Gordon Ramsay and the semiotics of the full English breakfast.

It was bound to happen, sooner or later.A public which has spent a long time having to think and argue about serious things was just gagging for something trivial to get in a froth about. Sure, football's back, but is that trivial enough?Enter one-time chef turned full-time media personality Gordon Ramsay, and his iteration of that classic dish, the Full English Breakfast, the dish of which Somerset Maugham famously said "If a man wishes to eat well in England he should eat breakfast three times a day."Here he is announcing the Savoy Grill's breakfast
It's hard to think of a dish more deeply embedded in the national psyches of the nations which make up the British Isles. I should like, at this point, to acknowledge that Full Irish, Scottish and Welsh breakfasts are all things of pure beauty, I mean no disregard by referring to a full English in this blog (though Ramsay, as a Scot, should have known he was playing with fire). Roast Beef maybe, Fish and Chips proba…

Ruuuuule Britannnnniiiaaa

It's a sensible course of action when you're about to say something which might be touch contentious to get your excuses in early doors, so I'd better get my mea culpa in sharpish: I am entirely aware that this whole argument about Rule Britannia etc is an entirely confected culture war row designed to distract from the truly awful fist that HMG is making of, well, most things. I am, furthermore, aware of it's relative irrelevance when set against the slightly more important issues which face us, viz. global pandemic, imminent economic collapse, and incipient destruction of the earth's ability to heal itself. 
But I'm going to write a blog post about it anyway, I am that shallow.
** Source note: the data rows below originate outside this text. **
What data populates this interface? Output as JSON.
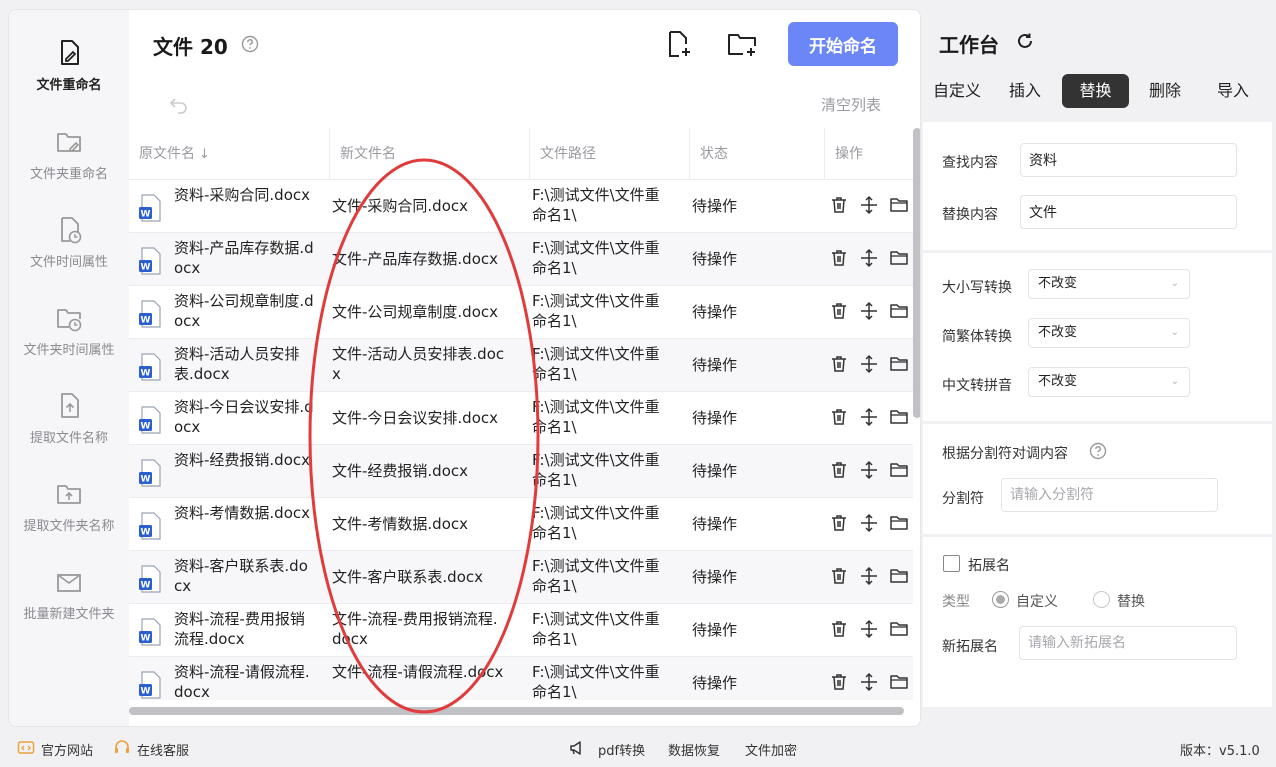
{
  "header": {
    "title": "文件 20",
    "start_button": "开始命名",
    "clear_list": "清空列表"
  },
  "nav": {
    "items": [
      {
        "label": "文件重命名",
        "icon": "file-rename-icon",
        "active": true
      },
      {
        "label": "文件夹重命名",
        "icon": "folder-rename-icon"
      },
      {
        "label": "文件时间属性",
        "icon": "file-time-icon"
      },
      {
        "label": "文件夹时间属性",
        "icon": "folder-time-icon"
      },
      {
        "label": "提取文件名称",
        "icon": "extract-file-name-icon"
      },
      {
        "label": "提取文件夹名称",
        "icon": "extract-folder-name-icon"
      },
      {
        "label": "批量新建文件夹",
        "icon": "batch-new-folder-icon"
      }
    ]
  },
  "table": {
    "columns": [
      "原文件名",
      "新文件名",
      "文件路径",
      "状态",
      "操作"
    ],
    "rows": [
      {
        "original": "资料-采购合同.docx",
        "new": "文件-采购合同.docx",
        "path": "F:\\测试文件\\文件重命名1\\",
        "status": "待操作"
      },
      {
        "original": "资料-产品库存数据.docx",
        "new": "文件-产品库存数据.docx",
        "path": "F:\\测试文件\\文件重命名1\\",
        "status": "待操作"
      },
      {
        "original": "资料-公司规章制度.docx",
        "new": "文件-公司规章制度.docx",
        "path": "F:\\测试文件\\文件重命名1\\",
        "status": "待操作"
      },
      {
        "original": "资料-活动人员安排表.docx",
        "new": "文件-活动人员安排表.docx",
        "path": "F:\\测试文件\\文件重命名1\\",
        "status": "待操作"
      },
      {
        "original": "资料-今日会议安排.docx",
        "new": "文件-今日会议安排.docx",
        "path": "F:\\测试文件\\文件重命名1\\",
        "status": "待操作"
      },
      {
        "original": "资料-经费报销.docx",
        "new": "文件-经费报销.docx",
        "path": "F:\\测试文件\\文件重命名1\\",
        "status": "待操作"
      },
      {
        "original": "资料-考情数据.docx",
        "new": "文件-考情数据.docx",
        "path": "F:\\测试文件\\文件重命名1\\",
        "status": "待操作"
      },
      {
        "original": "资料-客户联系表.docx",
        "new": "文件-客户联系表.docx",
        "path": "F:\\测试文件\\文件重命名1\\",
        "status": "待操作"
      },
      {
        "original": "资料-流程-费用报销流程.docx",
        "new": "文件-流程-费用报销流程.docx",
        "path": "F:\\测试文件\\文件重命名1\\",
        "status": "待操作"
      },
      {
        "original": "资料-流程-请假流程.docx",
        "new": "文件-流程-请假流程.docx",
        "path": "F:\\测试文件\\文件重命名1\\",
        "status": "待操作"
      }
    ]
  },
  "workbench": {
    "title": "工作台",
    "tabs": [
      "自定义",
      "插入",
      "替换",
      "删除",
      "导入"
    ],
    "active_tab": "替换",
    "find_label": "查找内容",
    "find_value": "资料",
    "replace_label": "替换内容",
    "replace_value": "文件",
    "case_label": "大小写转换",
    "case_value": "不改变",
    "trad_label": "简繁体转换",
    "trad_value": "不改变",
    "pinyin_label": "中文转拼音",
    "pinyin_value": "不改变",
    "swap_label": "根据分割符对调内容",
    "separator_label": "分割符",
    "separator_placeholder": "请输入分割符",
    "ext_label": "拓展名",
    "type_label": "类型",
    "type_custom": "自定义",
    "type_replace": "替换",
    "new_ext_label": "新拓展名",
    "new_ext_placeholder": "请输入新拓展名"
  },
  "footer": {
    "website": "官方网站",
    "service": "在线客服",
    "pdf": "pdf转换",
    "recovery": "数据恢复",
    "encrypt": "文件加密",
    "version": "版本：v5.1.0"
  },
  "colors": {
    "accent": "#6b86f7",
    "active_tab": "#333333",
    "highlight_ellipse": "#e03c3c"
  }
}
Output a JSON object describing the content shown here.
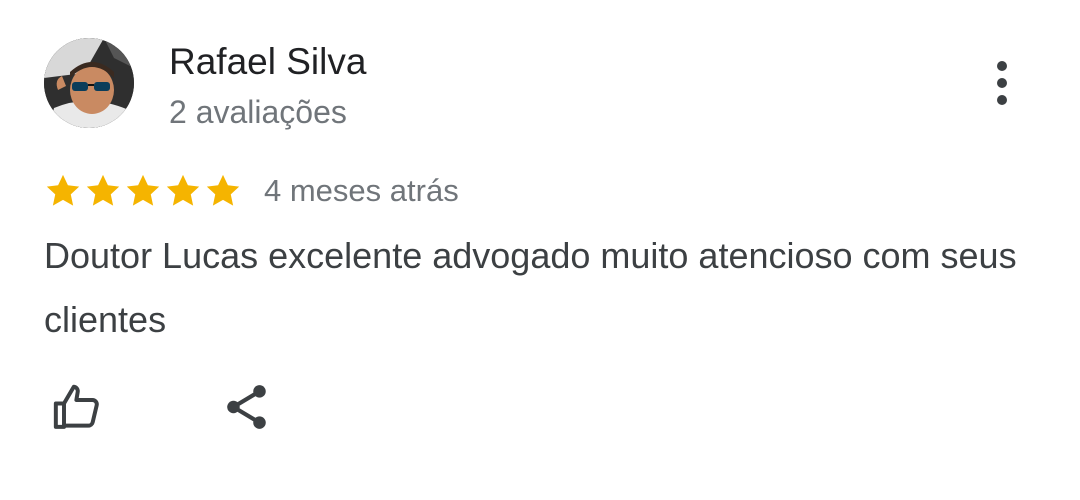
{
  "review": {
    "author_name": "Rafael Silva",
    "author_meta": "2 avaliações",
    "rating": 5,
    "rating_max": 5,
    "timestamp": "4 meses atrás",
    "text": "Doutor Lucas excelente advogado muito atencioso com seus clientes"
  },
  "icons": {
    "more": "more-vert-icon",
    "star": "star-icon",
    "like": "thumb-up-icon",
    "share": "share-icon"
  },
  "colors": {
    "star": "#F5B400",
    "name": "#202124",
    "secondary": "#70757A",
    "body": "#3C4043",
    "icon": "#3C4043"
  }
}
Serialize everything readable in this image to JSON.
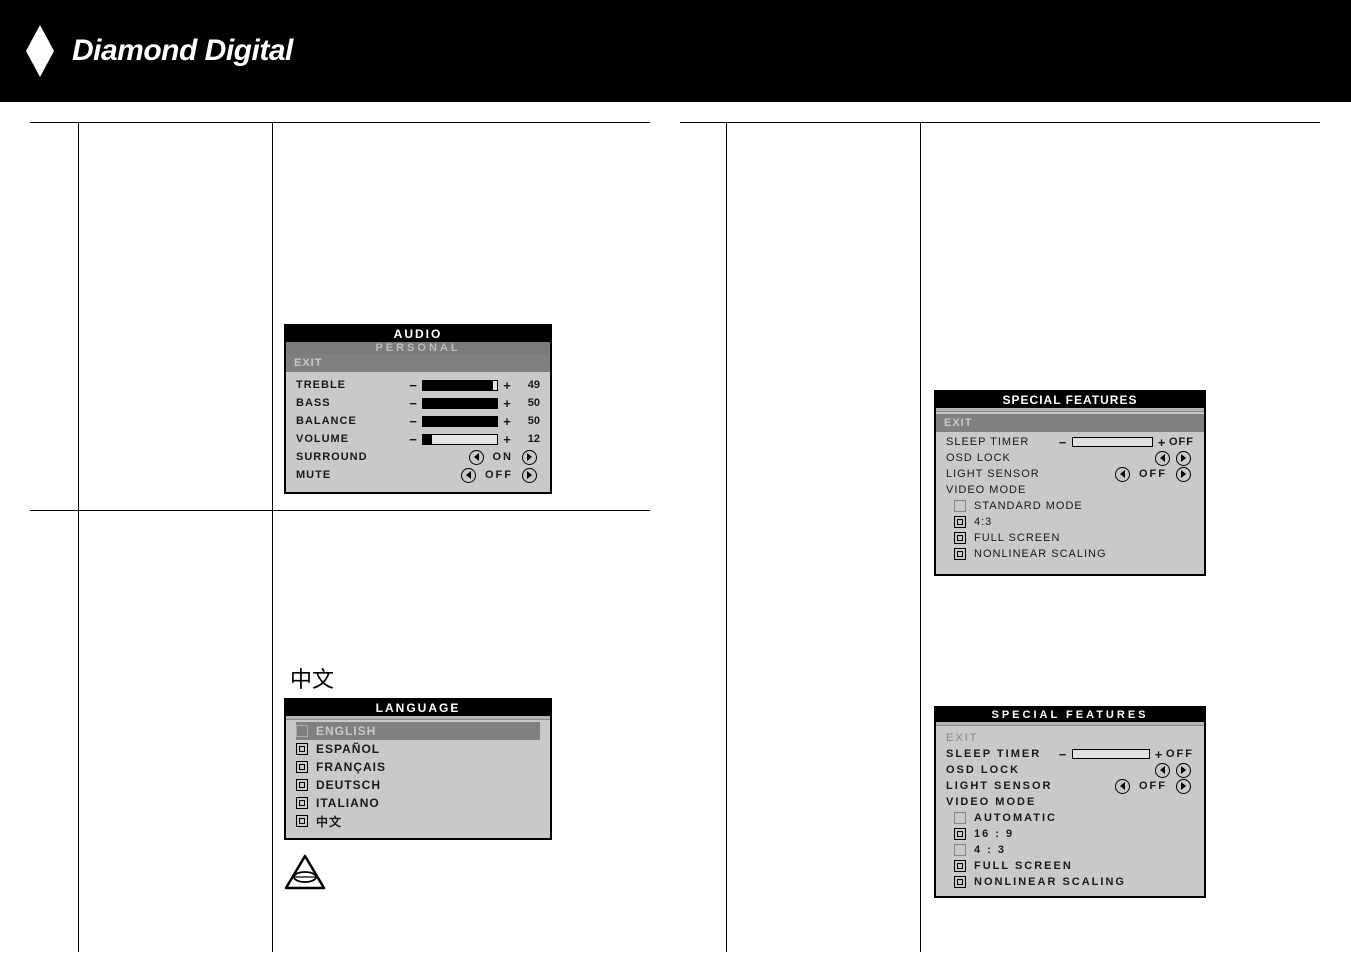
{
  "header": {
    "brand": "Diamond Digital"
  },
  "audio_osd": {
    "title": "AUDIO",
    "subheader": "PERSONAL",
    "exit": "EXIT",
    "rows": [
      {
        "label": "TREBLE",
        "value": 49,
        "fill_pct": 95
      },
      {
        "label": "BASS",
        "value": 50,
        "fill_pct": 100
      },
      {
        "label": "BALANCE",
        "value": 50,
        "fill_pct": 100
      },
      {
        "label": "VOLUME",
        "value": 12,
        "fill_pct": 12
      }
    ],
    "toggles": [
      {
        "label": "SURROUND",
        "state": "ON"
      },
      {
        "label": "MUTE",
        "state": "OFF"
      }
    ]
  },
  "language_osd": {
    "chinese_label": "中文",
    "title": "LANGUAGE",
    "items": [
      {
        "label": "ENGLISH",
        "selected": true
      },
      {
        "label": "ESPAÑOL",
        "selected": false
      },
      {
        "label": "FRANÇAIS",
        "selected": false
      },
      {
        "label": "DEUTSCH",
        "selected": false
      },
      {
        "label": "ITALIANO",
        "selected": false
      },
      {
        "label": "中文",
        "selected": false
      }
    ]
  },
  "special_features_1": {
    "title": "SPECIAL FEATURES",
    "exit": "EXIT",
    "sleep_timer": {
      "label": "SLEEP TIMER",
      "value": "OFF"
    },
    "osd_lock": {
      "label": "OSD LOCK"
    },
    "light_sensor": {
      "label": "LIGHT SENSOR",
      "state": "OFF"
    },
    "video_mode": {
      "label": "VIDEO MODE"
    },
    "modes": [
      {
        "label": "STANDARD MODE",
        "icon": "faded"
      },
      {
        "label": "4:3",
        "icon": "inner"
      },
      {
        "label": "FULL SCREEN",
        "icon": "inner"
      },
      {
        "label": "NONLINEAR SCALING",
        "icon": "inner"
      }
    ]
  },
  "special_features_2": {
    "title": "SPECIAL FEATURES",
    "exit": "EXIT",
    "sleep_timer": {
      "label": "SLEEP TIMER",
      "value": "OFF"
    },
    "osd_lock": {
      "label": "OSD LOCK"
    },
    "light_sensor": {
      "label": "LIGHT SENSOR",
      "state": "OFF"
    },
    "video_mode": {
      "label": "VIDEO MODE"
    },
    "modes": [
      {
        "label": "AUTOMATIC",
        "icon": "faded"
      },
      {
        "label": "16 : 9",
        "icon": "inner"
      },
      {
        "label": "4 : 3",
        "icon": "faded"
      },
      {
        "label": "FULL SCREEN",
        "icon": "inner"
      },
      {
        "label": "NONLINEAR SCALING",
        "icon": "inner"
      }
    ]
  }
}
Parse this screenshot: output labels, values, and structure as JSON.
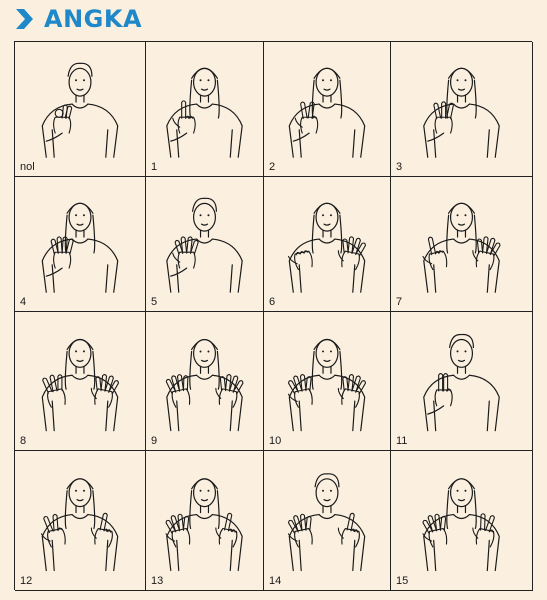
{
  "header": {
    "title": "ANGKA",
    "icon": "chevron-right-icon",
    "accent_color": "#1e88c9"
  },
  "signs": [
    {
      "label": "nol",
      "person": "man",
      "hands": [
        "ok-circle"
      ]
    },
    {
      "label": "1",
      "person": "woman",
      "hands": [
        "index-up"
      ]
    },
    {
      "label": "2",
      "person": "woman",
      "hands": [
        "two-fingers"
      ]
    },
    {
      "label": "3",
      "person": "woman",
      "hands": [
        "three-fingers"
      ]
    },
    {
      "label": "4",
      "person": "woman",
      "hands": [
        "four-fingers"
      ]
    },
    {
      "label": "5",
      "person": "man",
      "hands": [
        "open-palm"
      ]
    },
    {
      "label": "6",
      "person": "woman",
      "hands": [
        "thumb-side",
        "open-palm"
      ]
    },
    {
      "label": "7",
      "person": "woman",
      "hands": [
        "index-up",
        "open-palm"
      ]
    },
    {
      "label": "8",
      "person": "woman",
      "hands": [
        "three-fingers",
        "open-palm"
      ]
    },
    {
      "label": "9",
      "person": "woman",
      "hands": [
        "four-fingers",
        "open-palm"
      ]
    },
    {
      "label": "10",
      "person": "woman",
      "hands": [
        "open-palm",
        "open-palm"
      ]
    },
    {
      "label": "11",
      "person": "man",
      "hands": [
        "two-index-up"
      ]
    },
    {
      "label": "12",
      "person": "woman",
      "hands": [
        "two-fingers",
        "index-up"
      ]
    },
    {
      "label": "13",
      "person": "woman",
      "hands": [
        "open-palm",
        "index-up"
      ]
    },
    {
      "label": "14",
      "person": "man",
      "hands": [
        "open-palm",
        "index-up"
      ]
    },
    {
      "label": "15",
      "person": "woman",
      "hands": [
        "open-palm",
        "two-fingers"
      ]
    }
  ]
}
Soz.
It won't be a particularly long blog, you'll be pleased to hear, because it can be relatively easily summed up, to wit: incoming director of the ossified Proms thinks "hey, an audience free year might be the time to freshen up the schedule", reckoning the lack of r…

Dishy Rishi's Fishy Dishes

A great week for fiscally prudent gourmands, as this week marked the opening of the Government's Eat Out to Help Out scheme. An awkwardly titled affair (insert your own jokes here, actually, insert's the wrong word, different act altogether), which is intended to help the hospitality industry recover from the ravages of the COVID pandemic, it sees HM Treasury pay up to a tenner a head towards the cost of a meal.The Government paying you to go out for tea, what's not to like?Now, one could certainly make the case that this is the sort of innovative thinking required to steer the country through choppy economic waters, and evidence on the ground suggests that public uptake of the idea has been enthusiastic (we were rushed off our feet, busiest Wednesday ever*), Hats off to Rishi for daring to be different, and a big thumbs up for cheap steaks all round. Happy punters, full restaurants, a shot in the arm for an ailing industry.One could also make the case that this is an abso…

A brief moment of calm

Sometimes, there is a particular sort of stillness before things start becoming lively. The hackneyed phrase would, I suppose, be "the calm before the storm" but I'm not overly sure that that's the right one. Like most overworked drudges of phrases it has lost something of its original meaning and become universally applicable. In my case, I had such a moment of stillness yesterday, and it's hopefully not a storm that's coming.
I should explain. I've spent the last couple of weeks of my personal lockdown pottering about getting ready to open up a pub. This was not something I expected to be doing at the start of lockdown. Another overused phrase, though one of more recent vintage, is "life comes at you fast", grammatical pedantry aside it's a reasonable enough way of describing my recent change of circumstances. I've moved from employee to employer with bewildering speed. Owning a business again wasn't remotely part of my thinking a f…